IE 11 is not supported. For an optimal experience visit our site on another browser.

'Nothing to See Here' author Kevin Wilson recommends 6 books to read next

There's a pick for everyone on your holiday shopping list.

We all know the feeling of finishing a really great book — the moment when you reach the last few chapters and start to think, “Nothing will ever top this.”

American author Kevin Wilson joined the 3rd Hour of TODAY to discuss some of his favorite reads and hopefully inspire that feeling. So, the next time you’re looking for a new book to turn to, consider one of his six recommendations.

Wilson is best known for his two collections “Tunneling to the Center of the Earth” and” Baby You’re Gonna Be Mine.” He’s also published three novels: “The Family Fang,” “Perfect Little World” and “Nothing to See Here,” a bestseller selected for Jenna Bush Hager's Read With Jenna book club in 2019.

Wilson recommends books for young adults, picture books with captivating images, literary fiction and more. There’s a book on his list for everyone in the family.

"Apple Crush" by Lucy Knisley

"Apple Crush" is an empathetically written, beautifully drawn graphic novel about the confusion of growing up. “This is a book for young readers who are experiencing the uncertainty of adolescence, but it's just as resonant for adults who might have forgotten how thrilling and scary new experiences can be,” Wilson said.

The book follows a girl named Jen who lives on a farm with her mom, her mom’s boyfriend and his two daughters. She also just started a new school. “As she notices the change in her peers, who start to differentiate between' 'friends,' and 'boyfriends and girlfriends,' she wishes things would stay the way they were,” he said, describing the crux of the plot.

"The Verifiers" by Jane Pek

In "The Verifiers," author Jane Pek explores how technology intersects in daily life in a way Wilson said is funny and sinister at the same time. Protagonist Claudia Lin spends her time uncovering people’s lies on dating apps, teaching readers what it’s like to date in the 21st century.

“I don't know a single thing about dating apps, catfishing, or silicon valley cautionary tales, but it doesn't matter because our guide in this novel, Claudia, is fairly unaware of them as well, but she loves detective novels, as do I, and she serves as the perfect guide as she finds herself drawn into a missing persons case that takes place both online and in real life," he said.

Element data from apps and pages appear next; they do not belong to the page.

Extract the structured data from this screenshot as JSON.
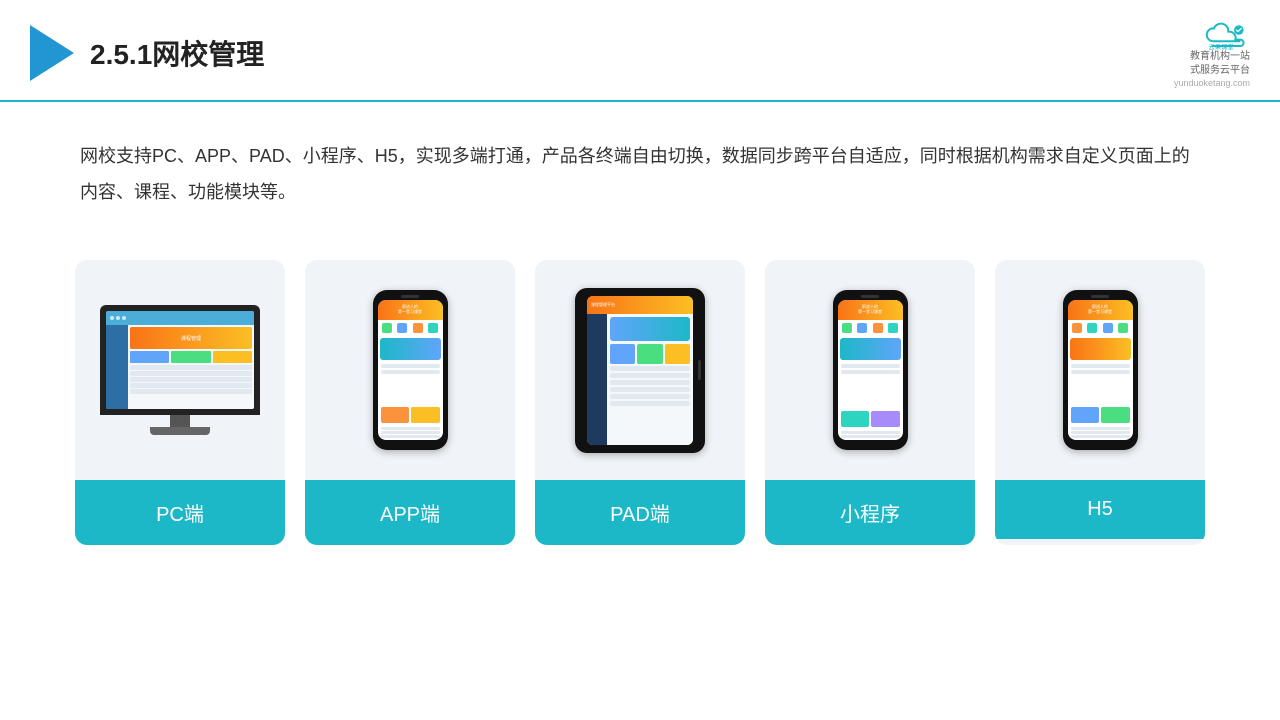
{
  "header": {
    "title": "2.5.1网校管理",
    "brand_name": "云朵课堂",
    "brand_url": "yunduoketang.com",
    "brand_tagline": "教育机构一站\n式服务云平台"
  },
  "description": {
    "text": "网校支持PC、APP、PAD、小程序、H5，实现多端打通，产品各终端自由切换，数据同步跨平台自适应，同时根据机构需求自定义页面上的内容、课程、功能模块等。"
  },
  "cards": [
    {
      "id": "pc",
      "label": "PC端"
    },
    {
      "id": "app",
      "label": "APP端"
    },
    {
      "id": "pad",
      "label": "PAD端"
    },
    {
      "id": "miniprogram",
      "label": "小程序"
    },
    {
      "id": "h5",
      "label": "H5"
    }
  ],
  "colors": {
    "accent": "#1db8c8",
    "header_border": "#1db8c8",
    "triangle": "#2196d3",
    "card_label_bg": "#1db8c8",
    "card_bg": "#f0f4f8"
  }
}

"The Candy House" by Jennifer Egan

“Egan is a master of connection, of showing all the ways in which a life is bound to so many other lives, both known and unknown,” Wilson said. He said Egan's novel “A Visit from the Goon Squad” is his favorite book of the last 20 years, and that this sequel doesn't disappoint. “This is a book of interlocking stories, told in an array of voices and forms. Egan is one of the most humane and empathetic writers alive,” Wilson added.

"Nobody's Magic" by Destiny O Birdsong

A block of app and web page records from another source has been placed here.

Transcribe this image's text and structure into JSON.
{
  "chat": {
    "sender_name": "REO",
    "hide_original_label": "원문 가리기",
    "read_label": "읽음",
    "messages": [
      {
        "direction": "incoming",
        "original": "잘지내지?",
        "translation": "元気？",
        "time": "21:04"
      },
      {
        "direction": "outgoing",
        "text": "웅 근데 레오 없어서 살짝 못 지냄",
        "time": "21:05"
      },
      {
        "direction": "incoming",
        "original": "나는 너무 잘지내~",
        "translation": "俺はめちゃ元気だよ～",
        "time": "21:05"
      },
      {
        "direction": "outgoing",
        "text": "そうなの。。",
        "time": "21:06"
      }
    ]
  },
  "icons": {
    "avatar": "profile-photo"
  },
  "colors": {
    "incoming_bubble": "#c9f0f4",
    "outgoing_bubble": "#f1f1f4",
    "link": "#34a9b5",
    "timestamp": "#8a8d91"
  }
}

“Nobody’s Magic” tells the story of three different Black women in Louisiana living with albinism. Birdsong writes the novel in three sections, giving light to each of the characters' stories.

“Destiny O Birdsong is so amazing at creating distinct voices and experiences, even as she weaves common threads through all of the stories,” Wilson said. “There's romance and a familial drama and examinations of identity, and though there's nothing quite supernatural, it creates a magic entirely its own.”

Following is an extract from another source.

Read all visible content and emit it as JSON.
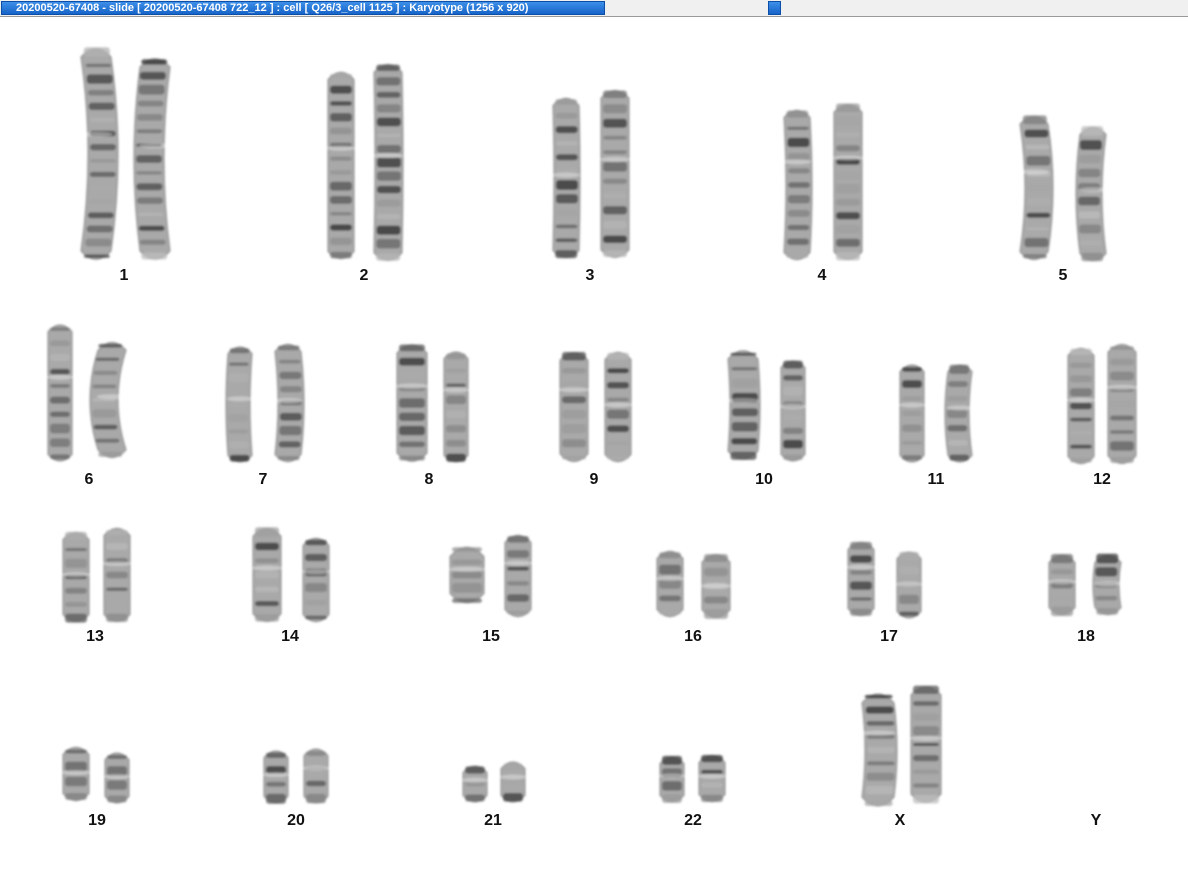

"Farmhouse" by Sophie Blackall

Sophie Blackalls' picture book “Farmhouse” is based on a real farmhouse. The illustrations follow the family who may have lived there, using artifacts that Blackhall uncovered.

“The best picture books are those that resonate for any person, no matter what age, and 'Farmhouse,' a loving portrait of rural life, is a beautifully constructed book about the stories that we tell, that outlast us, the connect us to the past, the present, and the future,” Wilson said. “You could spend hours looking at the book and finding new layers to the imagery.”

"Inaugural Ballers" by Andrew Maraniss

As a "lifelong fan" of the women's basketball team at the University of Tennessee-Knoxville, Wilson said he always looks out for information about the sport. Maraniss’ book explores just that. She amplifies the stories of the first American women's basketball team in the Olympics. “it provides much-needed context for young readers about these amazing women,” Wilson said. “As players like Candace Parker and A'ja Wilson and Sue Bird take the game to a new level, it's great to remember those who paved the way.”